Don't worry about the lender. A standard rule of thumb applies, regardless of your age: So long as your mortgage payments are no more than 45 percent of your gross income, you should be able to get the mortgage.

(MORE: How Retirees Can Avoid Refinancing Troubles)

And since Social Security and pension income — the latter up to the federal guarantee limit of $4,653.41 a month for 2012 — are as close as you can get to a sure thing these days, the lender should be more reassured than with other kinds of income, which can end abruptly at any moment. (By the way, why not call a mortgage broker?)

As for the "should you?" part of the question, the answer is: It depends.

3 Factors to Consider

By that, I mean that the decision to take out a 30-year mortgage at 66 depends on your alternatives, your expectations for inflation, and how long you expect to keep the loan.

As it happens, I may be in a similar situation. My wife and I had a 7/1 adjustable mortgage that fixed a rate for seven years and then went to a variable rate, which is where we are now. So we've been considering a switch to a 30-year fixed. Frankly, the issue of age had never occurred to me, but I guess that could be because of my devout immaturity.

When I consider the mortgage alternatives, my prime concern is how long we plan to stay in our current home. And that's why I have not applied for 30-year fixed refinancing for the roughly $300,000 remaining on our mortgage.

Say we'll be here another five years, just for the sake of running some numbers. And let's say the upfront fee, aka "points," would be $1,500.

(MORE: Your Home as Collateral for a Major Expense)

Interest Versus Principal

The first problem with taking out a 30-year fixed-rate mortgage now is that the repayments are front-loaded.

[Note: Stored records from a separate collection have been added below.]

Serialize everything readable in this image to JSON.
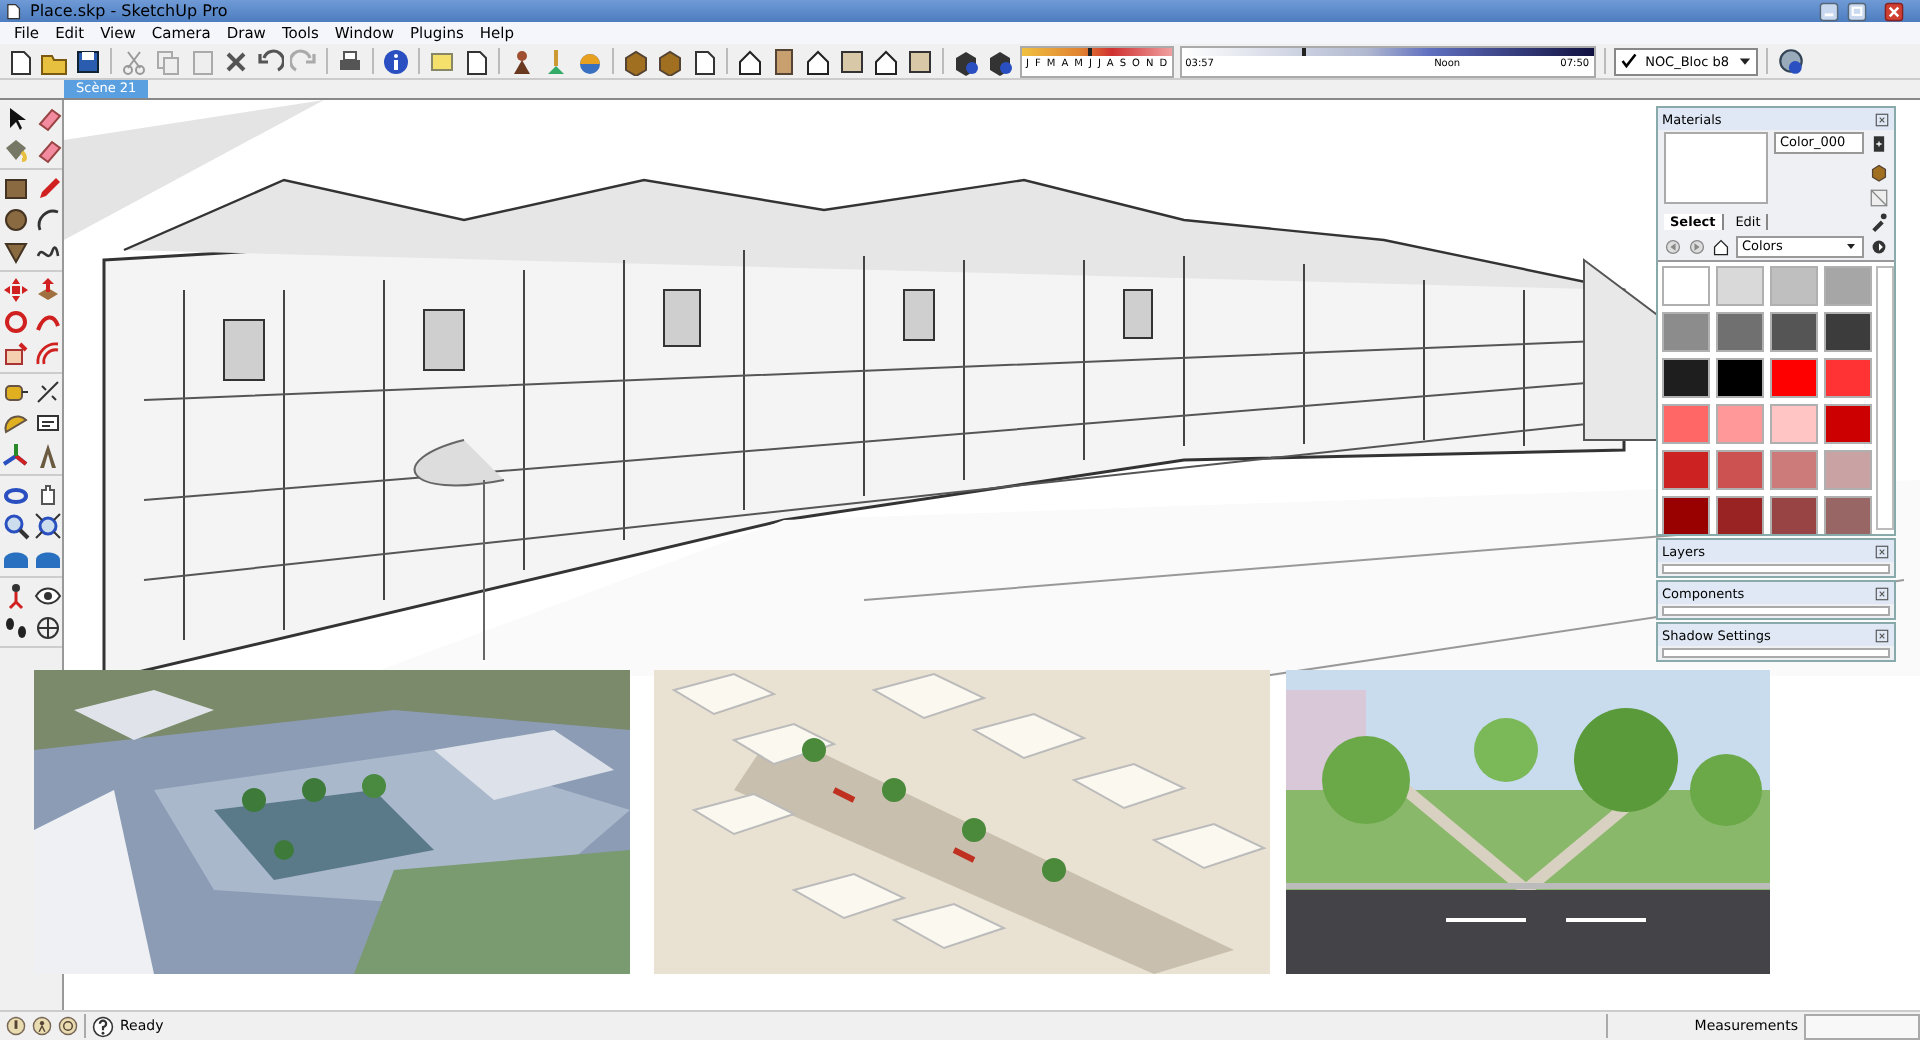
{
  "window": {
    "title": "Place.skp - SketchUp Pro"
  },
  "menu": [
    "File",
    "Edit",
    "View",
    "Camera",
    "Draw",
    "Tools",
    "Window",
    "Plugins",
    "Help"
  ],
  "shadow_toolbar": {
    "date_slider": {
      "level": 0.45
    },
    "time_slider": {
      "level": 0.3
    },
    "months": [
      "J",
      "F",
      "M",
      "A",
      "M",
      "J",
      "J",
      "A",
      "S",
      "O",
      "N",
      "D"
    ],
    "time_start": "03:57",
    "time_noon": "Noon",
    "time_end": "07:50"
  },
  "section_dropdown": {
    "checked": true,
    "value": "NOC_Bloc b8"
  },
  "scene_tabs": [
    {
      "label": "Scène 21",
      "selected": true
    }
  ],
  "materials": {
    "title": "Materials",
    "name": "Color_000",
    "tabs": [
      {
        "label": "Select",
        "selected": true
      },
      {
        "label": "Edit",
        "selected": false
      }
    ],
    "library": "Colors",
    "swatches": [
      {
        "color": "#ffffff"
      },
      {
        "color": "#d9d9d9"
      },
      {
        "color": "#bfbfbf"
      },
      {
        "color": "#a6a6a6"
      },
      {
        "color": "#8c8c8c"
      },
      {
        "color": "#707070"
      },
      {
        "color": "#555555"
      },
      {
        "color": "#3c3c3c"
      },
      {
        "color": "#1e1e1e"
      },
      {
        "color": "#000000"
      },
      {
        "color": "#ff0000"
      },
      {
        "color": "#ff3333"
      },
      {
        "color": "#ff6666"
      },
      {
        "color": "#ff9999"
      },
      {
        "color": "#ffc4c4"
      },
      {
        "color": "#cc0000"
      },
      {
        "color": "#cc2222"
      },
      {
        "color": "#cc5252"
      },
      {
        "color": "#cc7a7a"
      },
      {
        "color": "#c9a3a3"
      },
      {
        "color": "#990000"
      },
      {
        "color": "#992222"
      },
      {
        "color": "#994444"
      },
      {
        "color": "#996666"
      }
    ]
  },
  "panels": [
    {
      "title": "Layers"
    },
    {
      "title": "Components"
    },
    {
      "title": "Shadow Settings"
    }
  ],
  "status_bar": {
    "status": "Ready",
    "measurements_label": "Measurements"
  }
}
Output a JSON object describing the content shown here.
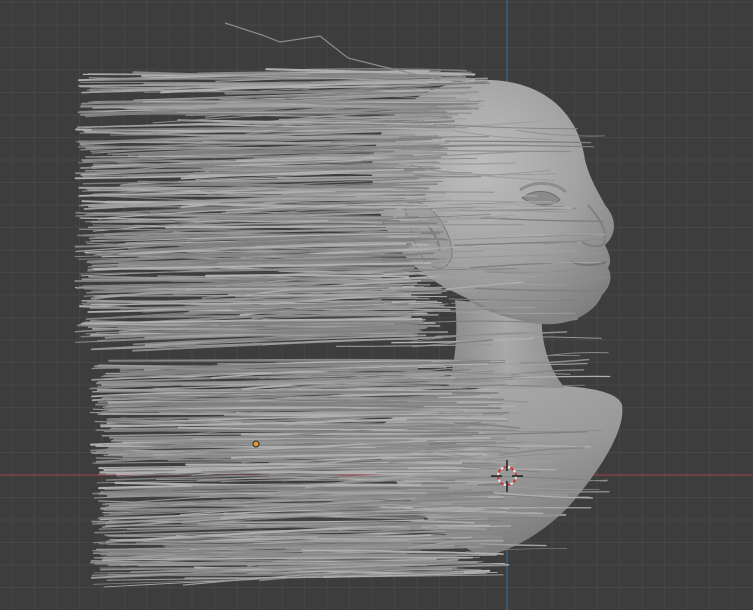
{
  "viewport": {
    "mode": "3d-viewport-orthographic-side",
    "background_color": "#3d3d3d",
    "grid_minor_color": "#464646",
    "grid_major_color": "#4f4f4f",
    "x_axis_color": "#a8404a",
    "z_axis_color": "#3b6fa8",
    "mesh_color": "#9a9a9a",
    "hair_color": "#8c8c8c",
    "origin_color": "#e39a2c"
  },
  "scene": {
    "objects": [
      {
        "name_icon": "head-bust-mesh",
        "type": "mesh",
        "selected": false
      },
      {
        "name_icon": "hair-particle-strands",
        "type": "hair-curves",
        "selected": false
      }
    ],
    "cursor_icon": "3d-cursor-icon",
    "origin_icon": "object-origin-dot"
  }
}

That means you're disproportionately paying off the interest debt, as opposed to the principal, in the early years.

Those with fixed-rate mortgages have surely noticed this: The principal barely budges in the first few years. So why replace a mortgage like ours, where something like half the payments are now going to pay down the principal, with a mortgage that reverts to payments devoted almost entirely to interest?

That front-loading has been enough to discourage me from considering a switch. But an additional discouragement would be the points a lender might charge for the mortgage. Spread out over 30 years, $1,500 upfront is only $50 a year. Spread out over five years (the length of time we might stay in our home), it's $300 a year.

An Inflation Hedge?

Another key consideration: Taking out a 30-year fixed-rate loan when the interest rate is as historically low as it is right now (about 3.7 percent) makes great sense as a hedge against inflation. If inflation spurts, you benefit with the low fixed rate. If inflation drops even further, you can refinance yet again.

But the hedge lasts only as long as you keep the mortgage. If you plan to leave the property — and thus the mortgage — in a few years, you're betting that inflation will rise substantially within that time frame.

Your Mortality and Your Mortgage

Finally, there's the issue of mortality. Since one of my most cherished books is The Denial of Death, I may be the wrong adviser here. But should futurist Ray Kurzweil be wrong in predicting that we'll have conquered death within 15 years, as he did here on Making Sen$e, then you and I both have our demise to consider.

To me, mortality has no influence on the mortgage decision. I'm trying to maximize my assets as it is. That can only benefit my estate, should there be one, regardless of when the bucket is kicked, the farm bought.

But I suppose that if my wife and I were both to begin dining on dust in the near future, the thoughts about mortgage duration should apply (see above). In this case, I think I'll go with Kurzweil.

Paul Solman is a member of the Twitterati and can be followed at Twitter@paulsolman. His daily blog can be followed, well, daily at Making Sen$e by linking here, or just Googling the words: "Making Sense."